Problem requirements: Omit the pictures and output every entry below exactly as written.

Records for the exercise:

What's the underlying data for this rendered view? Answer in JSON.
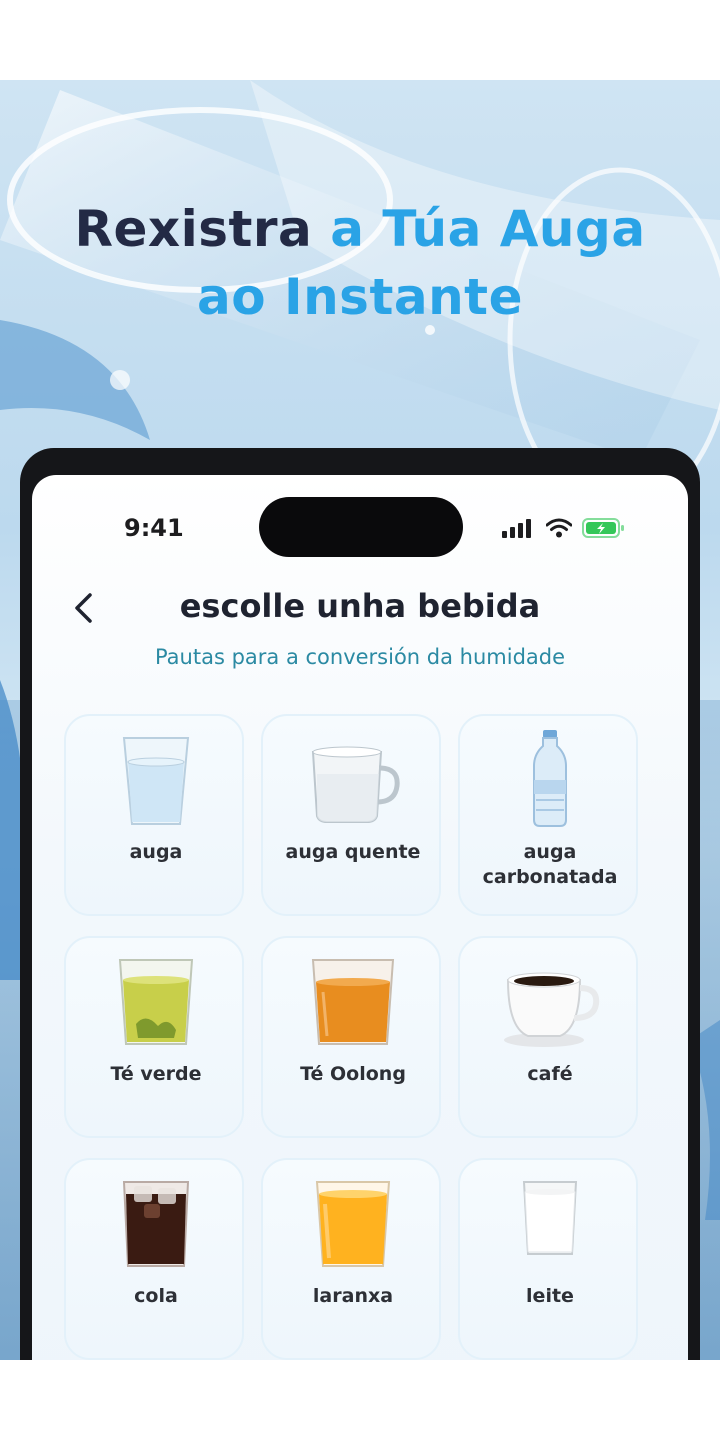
{
  "headline": {
    "line1_dark": "Rexistra",
    "line1_blue": "a Túa Auga",
    "line2_blue": "ao Instante"
  },
  "status_bar": {
    "time": "9:41",
    "icons": [
      "signal-icon",
      "wifi-icon",
      "battery-charging-icon"
    ],
    "battery_color": "#34c759"
  },
  "nav": {
    "back_icon": "chevron-left-icon",
    "title": "escolle unha bebida",
    "subtitle_link": "Pautas para a conversión da humidade"
  },
  "drinks": [
    {
      "label": "auga",
      "icon": "water-glass-icon"
    },
    {
      "label": "auga quente",
      "icon": "glass-mug-icon"
    },
    {
      "label": "auga carbonatada",
      "icon": "water-bottle-icon"
    },
    {
      "label": "Té verde",
      "icon": "green-tea-glass-icon"
    },
    {
      "label": "Té Oolong",
      "icon": "oolong-tea-glass-icon"
    },
    {
      "label": "café",
      "icon": "coffee-cup-icon"
    },
    {
      "label": "cola",
      "icon": "cola-glass-icon"
    },
    {
      "label": "laranxa",
      "icon": "orange-juice-glass-icon"
    },
    {
      "label": "leite",
      "icon": "milk-glass-icon"
    }
  ],
  "colors": {
    "accent": "#2aa3e6",
    "headline_dark": "#232a45",
    "link": "#2b8aa3"
  }
}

Answer below:
What's the underlying data for this rendered view? Answer in JSON.
{
  "headline": {
    "line1_dark": "Rexistra",
    "line1_blue": "a Túa Auga",
    "line2_blue": "ao Instante"
  },
  "status_bar": {
    "time": "9:41",
    "icons": [
      "signal-icon",
      "wifi-icon",
      "battery-charging-icon"
    ],
    "battery_color": "#34c759"
  },
  "nav": {
    "back_icon": "chevron-left-icon",
    "title": "escolle unha bebida",
    "subtitle_link": "Pautas para a conversión da humidade"
  },
  "drinks": [
    {
      "label": "auga",
      "icon": "water-glass-icon"
    },
    {
      "label": "auga quente",
      "icon": "glass-mug-icon"
    },
    {
      "label": "auga carbonatada",
      "icon": "water-bottle-icon"
    },
    {
      "label": "Té verde",
      "icon": "green-tea-glass-icon"
    },
    {
      "label": "Té Oolong",
      "icon": "oolong-tea-glass-icon"
    },
    {
      "label": "café",
      "icon": "coffee-cup-icon"
    },
    {
      "label": "cola",
      "icon": "cola-glass-icon"
    },
    {
      "label": "laranxa",
      "icon": "orange-juice-glass-icon"
    },
    {
      "label": "leite",
      "icon": "milk-glass-icon"
    }
  ],
  "colors": {
    "accent": "#2aa3e6",
    "headline_dark": "#232a45",
    "link": "#2b8aa3"
  }
}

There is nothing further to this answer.